Has the war on drugs been won?

Anyone who reads a newspaper, or even just pays attention, knows the answer is a resounding no.

That didn't prevent Congress from, in effect, running up a white flag late last year when it voted to deeply cut funds critical to drug suppression efforts in Calaveras and Tuolumne counties, not to mention the rest of the nation.

The fight is on now to restore the funding next year.

The germ of the issue is nestled within a massive 2008 federal appropriations bill signed into law in December by President Bush. Nationally it cut funding for the Edward Byrne Memorial Justice Assistance Grant from $520 million to $170.43 million. That's a 67 percent cut to major source of anti-drug money.

This year, the grant money equaled $629,000 for Tuolumne County and $525,000 for Calaveras.

If the cut is carried over into the next year, the responsibility for drug enforcement could shift from the specialized Tuolumne Narcotics Team to already short-handed patrol deputies, according to Tuolumne County Sheriff Jim Mele.

It would basically mean an unfunded narcotics unit within the Calaveras County Sheriff's Office, according to Calaveras Undersheriff Mike Walker.

The timing is bad.

Drugs notably meth and marijuana remain a top public policy issue in Tuolumne and Calaveras counties.

Drug arrests have climbed steadily over the past decade, figures from the state Attorney General's Office show.

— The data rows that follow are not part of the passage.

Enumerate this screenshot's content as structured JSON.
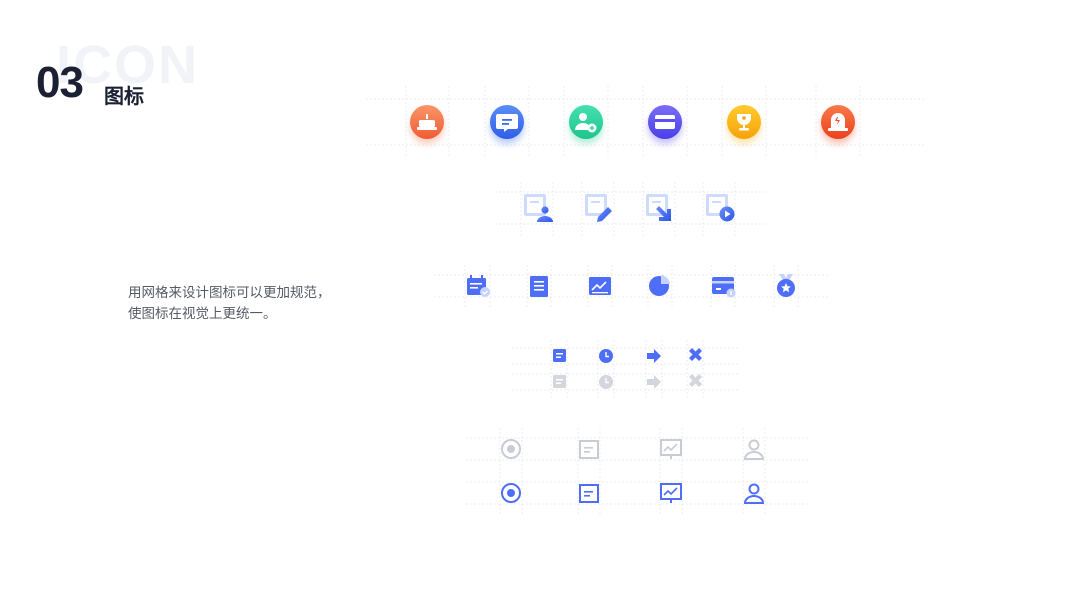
{
  "header": {
    "background_word": "ICON",
    "section_number": "03",
    "section_title": "图标"
  },
  "description": {
    "line1": "用网格来设计图标可以更加规范，",
    "line2": "使图标在视觉上更统一。"
  },
  "colors": {
    "primary_blue": "#4f6ef7",
    "muted_gray": "#c9ccd4",
    "grid_line": "#e4e6eb",
    "circle_icons": [
      "#f5774a",
      "#3a6cf0",
      "#2ecf9a",
      "#5b4ff0",
      "#f9b414",
      "#f2552c"
    ]
  },
  "icon_rows": {
    "circle_row": [
      "cake-icon",
      "chat-icon",
      "add-user-icon",
      "card-icon",
      "trophy-icon",
      "alarm-icon"
    ],
    "document_row": [
      "document-user-icon",
      "document-edit-icon",
      "document-download-icon",
      "document-play-icon"
    ],
    "office_row": [
      "calendar-check-icon",
      "clipboard-icon",
      "chart-board-icon",
      "pie-chart-icon",
      "wallet-icon",
      "medal-icon"
    ],
    "small_row": [
      "note-icon",
      "clock-icon",
      "arrow-right-icon",
      "close-icon"
    ],
    "outline_row": [
      "target-icon",
      "form-icon",
      "presentation-icon",
      "user-icon"
    ]
  }
}
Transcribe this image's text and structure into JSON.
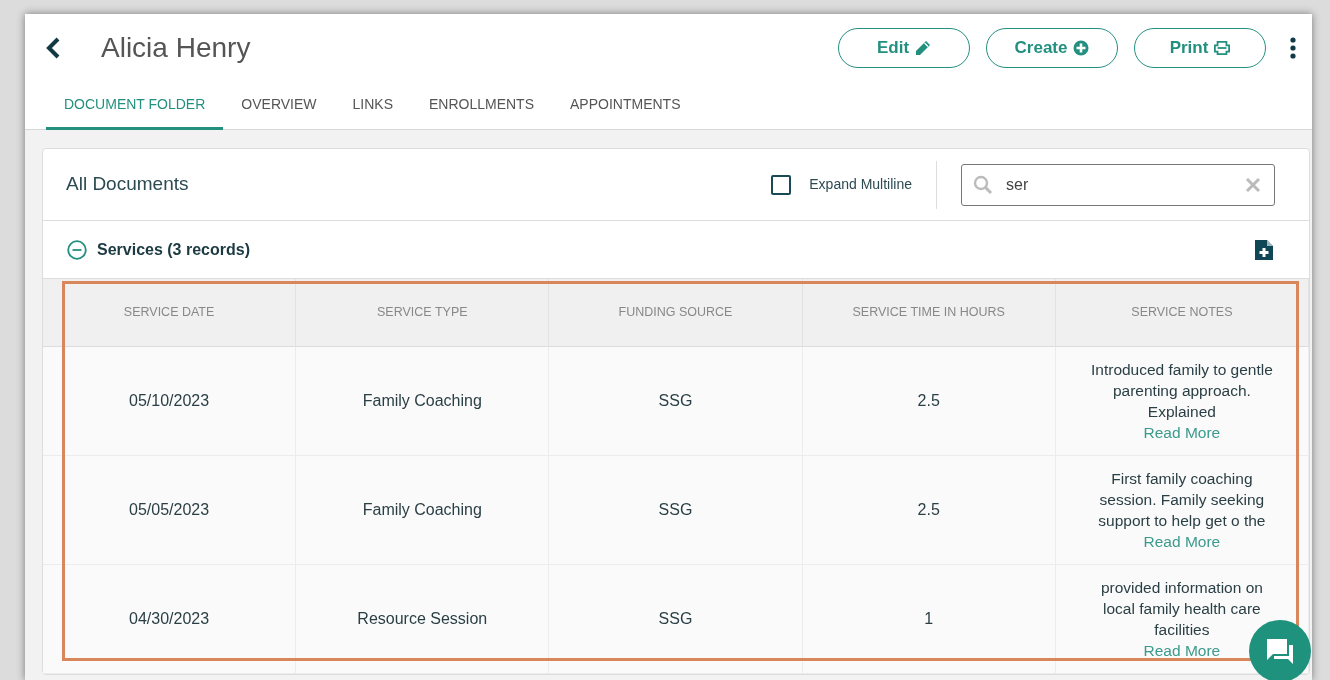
{
  "header": {
    "title": "Alicia Henry",
    "actions": [
      {
        "label": "Edit"
      },
      {
        "label": "Create"
      },
      {
        "label": "Print"
      }
    ]
  },
  "tabs": [
    {
      "label": "DOCUMENT FOLDER",
      "selected": true
    },
    {
      "label": "OVERVIEW",
      "selected": false
    },
    {
      "label": "LINKS",
      "selected": false
    },
    {
      "label": "ENROLLMENTS",
      "selected": false
    },
    {
      "label": "APPOINTMENTS",
      "selected": false
    }
  ],
  "documents": {
    "title": "All Documents",
    "expand_multiline": {
      "label": "Expand Multiline",
      "checked": false
    },
    "search": {
      "value": "ser"
    }
  },
  "section": {
    "title": "Services (3 records)",
    "expanded": true
  },
  "table": {
    "highlighted": true,
    "columns": [
      "SERVICE DATE",
      "SERVICE TYPE",
      "FUNDING SOURCE",
      "SERVICE TIME IN HOURS",
      "SERVICE NOTES"
    ],
    "rows": [
      {
        "cells": [
          "05/10/2023",
          "Family Coaching",
          "SSG",
          "2.5"
        ],
        "note": "Introduced family to gentle parenting approach. Explained",
        "link": "Read More"
      },
      {
        "cells": [
          "05/05/2023",
          "Family Coaching",
          "SSG",
          "2.5"
        ],
        "note": "First family coaching session. Family seeking support to help get o the",
        "link": "Read More"
      },
      {
        "cells": [
          "04/30/2023",
          "Resource Session",
          "SSG",
          "1"
        ],
        "note": "provided information on local family health care facilities",
        "link": "Read More"
      }
    ]
  }
}
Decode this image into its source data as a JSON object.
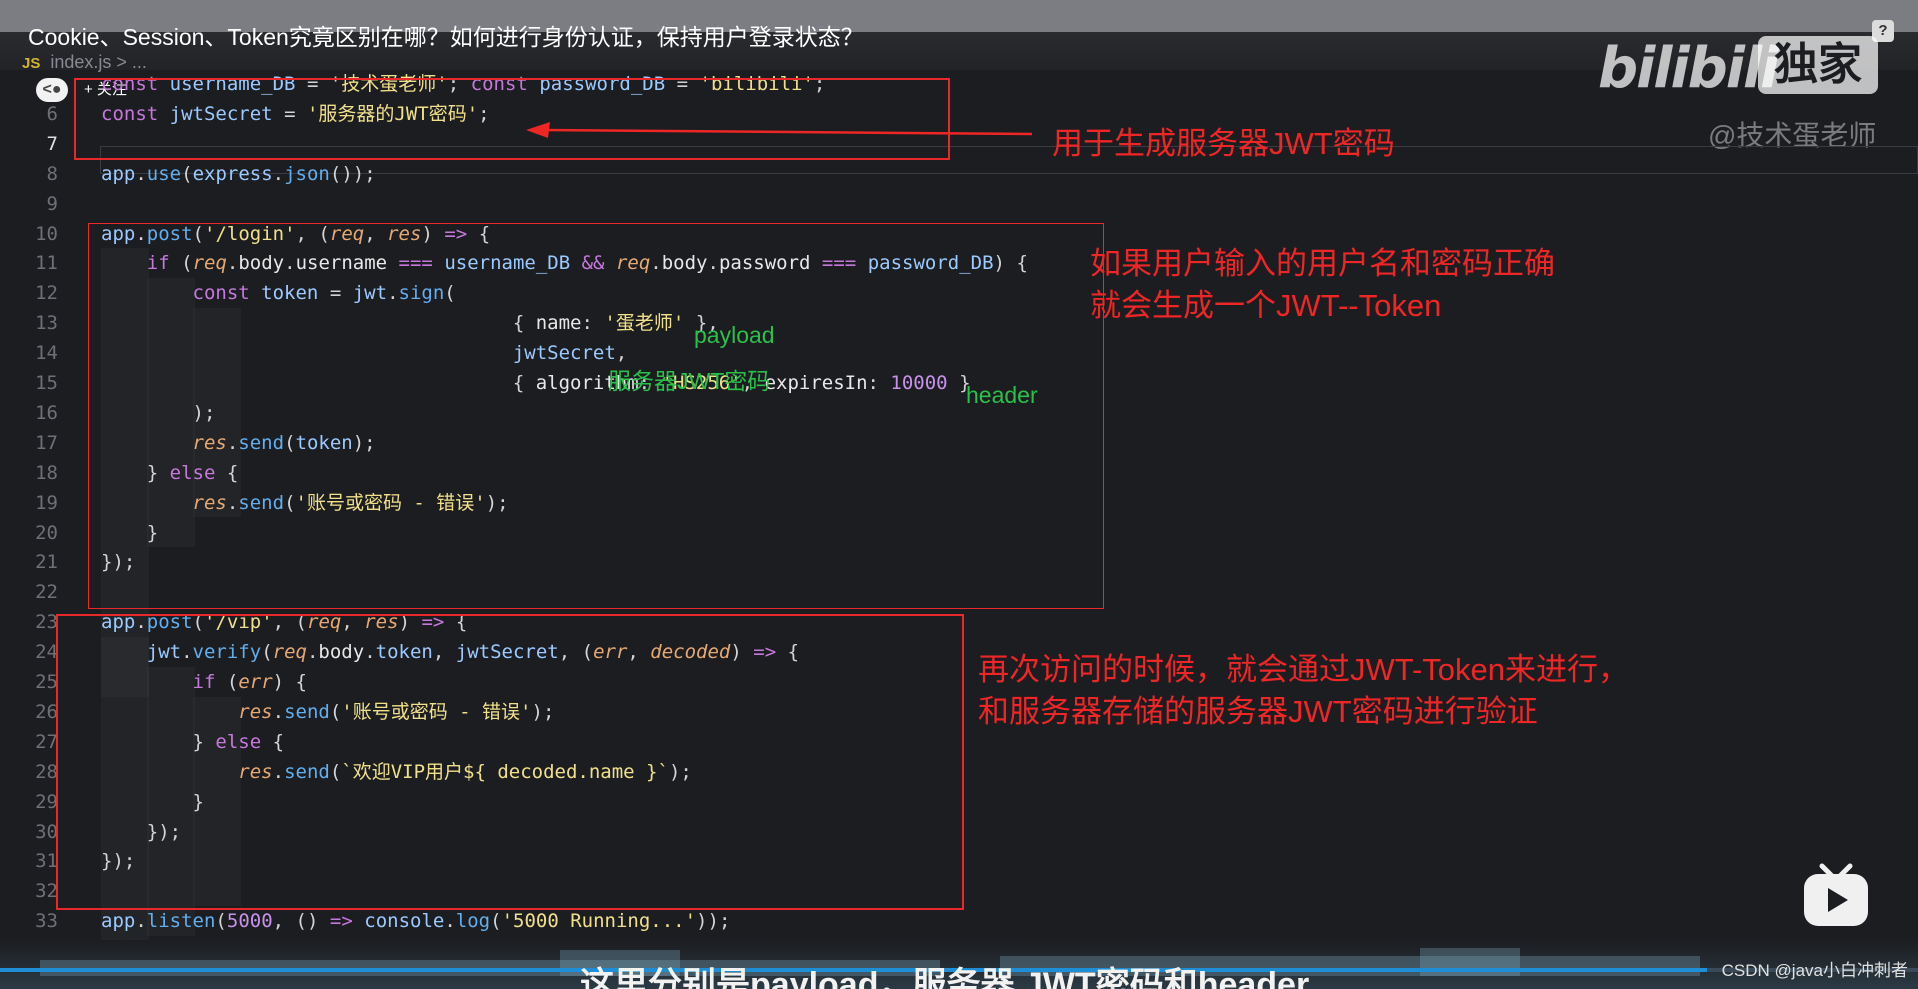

Between 1996 and 2005, the number of felony arrests rose from 182 to 240 in Tuolumne County an increase of 32 percent. That's compared to about 14 percent statewide during that period.

Drug production has also continued at a steady clip. Marijuana suppression efforts on public lands seem to log record-breaking yields year-after-year, and meth production, silent for several years, is quietly returning to the scene, according to law enforcement officials.

Both Walker and Mele have contacted lawmakers with their concerns, urging the funds be restored as Congress hashes out the 2009 budget.

They are joined by state attorneys general and governors from every state.

We laud their efforts. Now is not the time to surrender.

Union Democrat editorial positions are formed through regular meetings of the newspaper's editorial board Publisher Ron Horton; editor Teresa Chebuhar; managing editor, news Craig Cassidy; senior reporter-columnist Chris Bateman.